The Disability Discrimination Act 1995
John Bennett, Pinxton, Nottingham [SEE PROFILE BELOW]
We have all rejoiced in the gospel truth expressed in the words of the hymn writer: ‘Whosoever will may come’. It will soon be our duty under the terms of the Act that forms the title of this article to ensure that the hymn writer's words are reflected in physical reality. Whilst space does not allow a detailed consideration of every situation it is important that trustees of buildings and elders of companies appreciate their new responsibilities under the Act and take appropriate steps to consider how best they can conform to its requirements.
In broad terms the Disability Discrimination Act was passed in 1995 to introduce new measures aimed at ending discrimination against disabled people. The Act aims to protect disabled people and the area that affects us is 'access to goods, facilities and services'.
Local assemblies and churches are seen to be included in this final category as the Act affects anyone who provides facilities or services to members of the public whether paid or free. It is also important to realize that the Act applies to the whole of the United Kingdom.
The Act defines a disabled person as ‘someone with a physical or mental impairment which has a substantial and long-term (i.e., twelve months or more) adverse effect on his/her ability to carry out normal day-to-day activities’. In addition to wheelchair users and ambulant disabled people, this definition includes those with poor manual co-ordination, for example who are unable to turn knobs, those with sight or hearing impairment, and those who lack memory, concentration, or understanding. The comprehensive nature of those included in the definition must be borne in mind when considering what needs to be done.
The Act is being implemented in three main phases. Since December 1996 it has been unlawful to treat disabled people less favourably that other people for a reason related to their disability. Since October 1999 service providers, including churches, have had to make reasonable adjustments for disabled people, such as providing extra help or in making changes to the way they provide their services. From October 1st, 2004 the same providers may have to make reasonable adjustments to the physical features of their premises to overcome physical barriers to access. Not defined within the Act is what is meant by the term ‘reasonable’.

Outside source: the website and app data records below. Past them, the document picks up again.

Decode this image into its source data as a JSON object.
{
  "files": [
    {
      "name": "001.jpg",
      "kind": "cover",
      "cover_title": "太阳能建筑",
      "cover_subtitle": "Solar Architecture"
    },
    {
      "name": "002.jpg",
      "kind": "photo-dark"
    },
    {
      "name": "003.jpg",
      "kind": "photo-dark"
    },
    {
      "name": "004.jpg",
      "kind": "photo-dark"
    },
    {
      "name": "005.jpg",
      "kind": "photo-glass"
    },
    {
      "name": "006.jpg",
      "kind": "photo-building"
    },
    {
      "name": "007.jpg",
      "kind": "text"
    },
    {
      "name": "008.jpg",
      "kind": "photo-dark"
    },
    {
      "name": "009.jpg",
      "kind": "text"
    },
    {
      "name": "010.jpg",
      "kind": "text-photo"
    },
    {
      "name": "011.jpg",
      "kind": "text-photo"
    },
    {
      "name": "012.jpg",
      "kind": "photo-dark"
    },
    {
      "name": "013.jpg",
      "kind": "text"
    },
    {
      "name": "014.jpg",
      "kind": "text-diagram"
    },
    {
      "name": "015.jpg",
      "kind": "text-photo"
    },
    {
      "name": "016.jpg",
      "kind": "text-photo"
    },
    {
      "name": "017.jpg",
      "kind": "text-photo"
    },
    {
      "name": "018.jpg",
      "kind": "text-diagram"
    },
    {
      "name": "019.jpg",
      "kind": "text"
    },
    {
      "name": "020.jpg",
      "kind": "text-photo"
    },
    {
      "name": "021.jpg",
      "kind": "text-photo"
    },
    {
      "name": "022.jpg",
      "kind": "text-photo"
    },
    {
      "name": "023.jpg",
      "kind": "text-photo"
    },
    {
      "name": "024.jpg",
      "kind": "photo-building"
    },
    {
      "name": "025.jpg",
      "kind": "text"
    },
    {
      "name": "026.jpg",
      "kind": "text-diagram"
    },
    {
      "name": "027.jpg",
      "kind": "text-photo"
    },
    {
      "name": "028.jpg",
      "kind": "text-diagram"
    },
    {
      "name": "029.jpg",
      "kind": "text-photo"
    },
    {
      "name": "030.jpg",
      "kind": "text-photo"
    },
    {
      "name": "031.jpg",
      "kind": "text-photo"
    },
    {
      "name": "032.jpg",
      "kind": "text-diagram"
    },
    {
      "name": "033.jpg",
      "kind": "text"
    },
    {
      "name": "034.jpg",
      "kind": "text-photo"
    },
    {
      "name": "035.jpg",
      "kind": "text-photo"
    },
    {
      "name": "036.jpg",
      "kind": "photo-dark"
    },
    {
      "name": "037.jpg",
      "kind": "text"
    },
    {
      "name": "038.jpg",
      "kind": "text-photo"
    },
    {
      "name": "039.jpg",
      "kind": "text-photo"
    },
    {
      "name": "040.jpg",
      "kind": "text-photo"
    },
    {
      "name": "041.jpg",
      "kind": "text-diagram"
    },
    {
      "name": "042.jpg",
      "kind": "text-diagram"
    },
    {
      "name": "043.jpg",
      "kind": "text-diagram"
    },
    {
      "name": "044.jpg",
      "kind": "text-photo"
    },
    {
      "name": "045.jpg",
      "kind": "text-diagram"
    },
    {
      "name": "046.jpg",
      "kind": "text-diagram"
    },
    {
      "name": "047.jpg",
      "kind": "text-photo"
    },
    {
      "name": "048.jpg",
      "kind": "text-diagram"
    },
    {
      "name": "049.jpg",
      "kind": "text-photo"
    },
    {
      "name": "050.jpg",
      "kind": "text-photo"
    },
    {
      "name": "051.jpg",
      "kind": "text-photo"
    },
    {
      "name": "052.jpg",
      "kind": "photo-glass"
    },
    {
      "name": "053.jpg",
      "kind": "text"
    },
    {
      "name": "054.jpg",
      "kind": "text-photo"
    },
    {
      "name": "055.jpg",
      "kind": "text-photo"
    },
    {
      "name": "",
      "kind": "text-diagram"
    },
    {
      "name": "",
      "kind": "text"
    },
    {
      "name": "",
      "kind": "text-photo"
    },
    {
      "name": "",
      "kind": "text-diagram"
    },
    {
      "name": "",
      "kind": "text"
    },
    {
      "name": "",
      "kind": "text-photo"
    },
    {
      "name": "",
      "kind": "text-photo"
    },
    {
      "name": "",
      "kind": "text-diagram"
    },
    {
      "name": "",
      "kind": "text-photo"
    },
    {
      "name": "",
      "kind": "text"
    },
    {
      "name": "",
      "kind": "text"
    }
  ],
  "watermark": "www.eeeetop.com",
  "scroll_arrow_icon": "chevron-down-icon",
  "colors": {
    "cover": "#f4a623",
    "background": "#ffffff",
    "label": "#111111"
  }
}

Since October 1999 it has been a legal requirement of all organisations, including churches, to make reasonable changes to their policies, procedures and practices to ensure equality of access to services for disabled people. This includes the provision of auxiliary aids such as portable ramps, induction loops for hearing aids, large print hymn books, clear signage, etc., provided it does not involve permanent alteration to the physical features or fabric of the premises.
Some examples of the ‘reasonable’ changes that should be implemented are:
- all approaches and circulating areas free from obstructions, including projections;
- large print hymn books available;
- reserving front seats for the partially sighted, or those who lip read, or removing a chair to create a space for a person with a guide dog;
- providing an induction loop for those with hearing aids and ensuring it is tested regularly;
- marking out reserved parking spaces for those with mobility difficulties and reserving seats near to the appropriate entrance;
- having some seats with arms for those who have difficulty in standing up;
- providing large print paper copies of overhead projector slides that might be obscured from view when people stand.
The alteration to the physical features part will apply from 2004.
By October 1st 2004, churches will be required to take reasonable steps to make physical changes to buildings to ensure equality of access. For example, where there is a physical feature that makes it impossible or unreasonably difficult for a disabled person to enter the building reasonable action needs to be taken to remove, alter, or avoid it. These requirements relate to all buildings, not just new ones.
Some of the major changes envisaged to enable compliance are:
ensuring all internal and external access is level or ramped;
the provision of handrails to assist those using ramps;
the provision of level areas immediately outside doors (which it is assumed open outwards, wherever possible) to ensure that wheelchair users are safe when opening doors to buildings;
the provision of wheelchair accessible toilets.
The building regulations that affect work that might need to be done (called Part M of the Building Regulations) are comprehensive and detailed. Where local believers do not have the expertise available they would be well advised to seek it from appropriate Government papers or their local councils. External changes, including ramps, will require appropriate planning permission and internal changes must comply with current building regulations. This article does not claim to provide all the information and guidance necessary, nor to offer appropriate advice, but is intended to alert assemblies to the need to plan for compliance with this Act. Further guidance can be found on the following Internet web sites:
http://www.legislation. hmso.gov.uk/acts/ acts1995/1995050.htm (for those wanting a full copy of the Act)
http://www.disability. gov.uk (provides an overview of the Act)
http://www.drc-gb.org (Disability Rights Commission)
http://www.robinkent. com/access.html (for historic buildings advice)
This last organisation called 'Through the Roof', also provides inexpensive booklets of useful guidance. They give straightforward advice on how to make your building welcoming to disabled people. Irrespective of the appropriateness of some of the information, it makes interesting reading and will help all who read it thoughtfully, in their handling of people with disabilities.
If you do not have access to the Internet it may be worth enquiring whether such access is available through your local library.